October 18, 2012
"Arbitrage" — "When elephants dance the grass gets trampled"*
I watched this movie last night on Apple TV and it was worth every penny of the $6.99 I paid to rent it.
Apple TV works: every time, without hiccups, never a glitch.
The 1080p picture and surround sound are flawless.
But I digress.
The movie is your typical early 21st-century glimpse of life in the private jet/Maybach lane (first close look I've had at Mercedes' mid-six-figure white elephant... erm... both outside and in — looks like a sweet ride... but I digress yet again), with Master of the Universe Richard Gere in the saddle and Susan Sarandon (is it just me or does Mila Kunis more and more resemble her?), Tim Roth, Brit Marling, Nate Parker, Reg. E. Cathey, et al. in his posse.
The only jarring note: Laetitia Casta, playing Gere's secret not-so-secret piece of crumpet: she simply can't act.
But that's not why she got the part, is it?
Where was I?
Oh, yeah, car parts.
The movie hinges on a terrible event that Gere tries to cover up, with exquisitely nuanced consequences.

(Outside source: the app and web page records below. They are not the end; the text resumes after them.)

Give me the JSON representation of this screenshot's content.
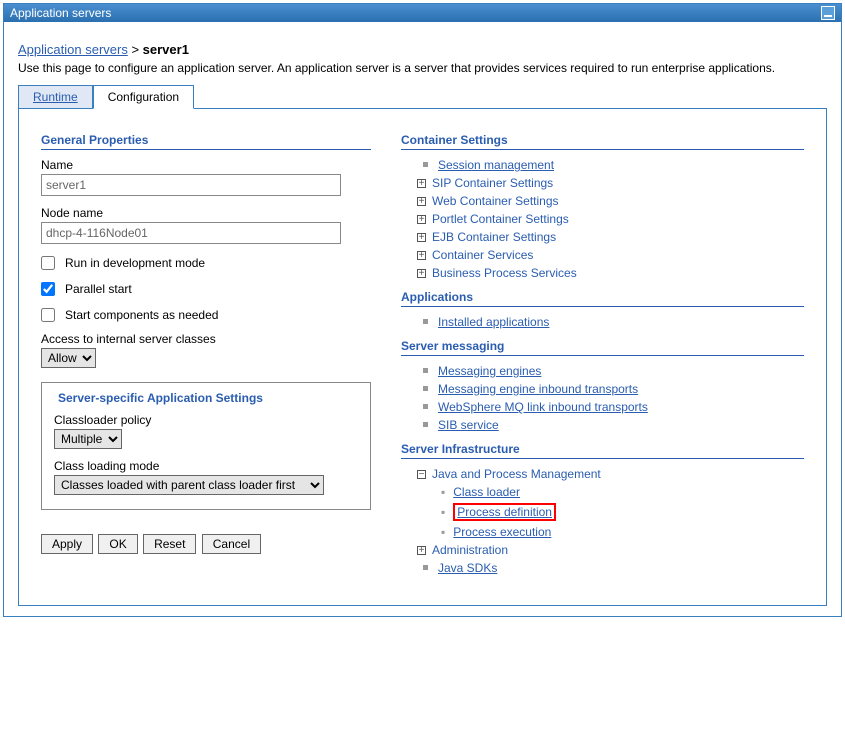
{
  "window": {
    "title": "Application servers"
  },
  "breadcrumb": {
    "root": "Application servers",
    "sep": " > ",
    "leaf": "server1"
  },
  "description": "Use this page to configure an application server. An application server is a server that provides services required to run enterprise applications.",
  "tabs": {
    "runtime": "Runtime",
    "config": "Configuration"
  },
  "general": {
    "heading": "General Properties",
    "name_label": "Name",
    "name_value": "server1",
    "node_label": "Node name",
    "node_value": "dhcp-4-116Node01",
    "cb_dev": "Run in development mode",
    "cb_parallel": "Parallel start",
    "cb_components": "Start components as needed",
    "access_label": "Access to internal server classes",
    "access_value": "Allow"
  },
  "serverspec": {
    "legend": "Server-specific Application Settings",
    "classloader_label": "Classloader policy",
    "classloader_value": "Multiple",
    "classmode_label": "Class loading mode",
    "classmode_value": "Classes loaded with parent class loader first"
  },
  "buttons": {
    "apply": "Apply",
    "ok": "OK",
    "reset": "Reset",
    "cancel": "Cancel"
  },
  "container": {
    "heading": "Container Settings",
    "session": "Session management",
    "sip": "SIP Container Settings",
    "web": "Web Container Settings",
    "portlet": "Portlet Container Settings",
    "ejb": "EJB Container Settings",
    "services": "Container Services",
    "bps": "Business Process Services"
  },
  "applications": {
    "heading": "Applications",
    "installed": "Installed applications"
  },
  "messaging": {
    "heading": "Server messaging",
    "engines": "Messaging engines",
    "inbound": "Messaging engine inbound transports",
    "mq": "WebSphere MQ link inbound transports",
    "sib": "SIB service"
  },
  "infra": {
    "heading": "Server Infrastructure",
    "jpm": "Java and Process Management",
    "classloader": "Class loader",
    "procdef": "Process definition",
    "procexec": "Process execution",
    "admin": "Administration",
    "sdks": "Java SDKs"
  }
}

What makes the film so absorbing is the level of the three-dimensional chess game Gere plays as he juggles his imploding commodities bet gone south, the possibility of life in the slammer as a result of the fraud he's perpetrated to keep things under wraps, his betrayal of his wife, son, and beloved daughter who works as his hedge fund's controller, his involvement in a separate criminal act and cover-up, and the fact that he puts his life in the hands of a street punk whose father worked for Gere for 20 years and who gets pressured big-time by the police to rat on Gere or himself get decades in prison.
So subtle is the hinge-point of the plot that I didn't realize till I woke up this morning thinking about it that I hadn't fully understood the ambiguity at the heart of the punk's dilemma — facing enormous pressure from both Gere and the heat, with Gere trying to buy him off with a combination of a plea to remember how well he took care of both his deceased father in life and the punk son after his death plus a multi-million dollar trust fund and the police drilling down into his fear of going to state prison by making up their own case as they go along, with no holds barred when it comes to putting paid to the rules of evidence.
A thoroughly enjoyable 107 minutes.
October 18, 2012 at 09:01 AM | Permalink
TrackBack URL for this entry:
Listed below are links to weblogs that reference "Arbitrage" — "When elephants dance the grass gets trampled"*:
I never noticed Ms. Sarandon's stirrups.
Posted by: 6.02*10^23 | Oct 18, 2012 11:23:11 AM
The comments to this entry are closed.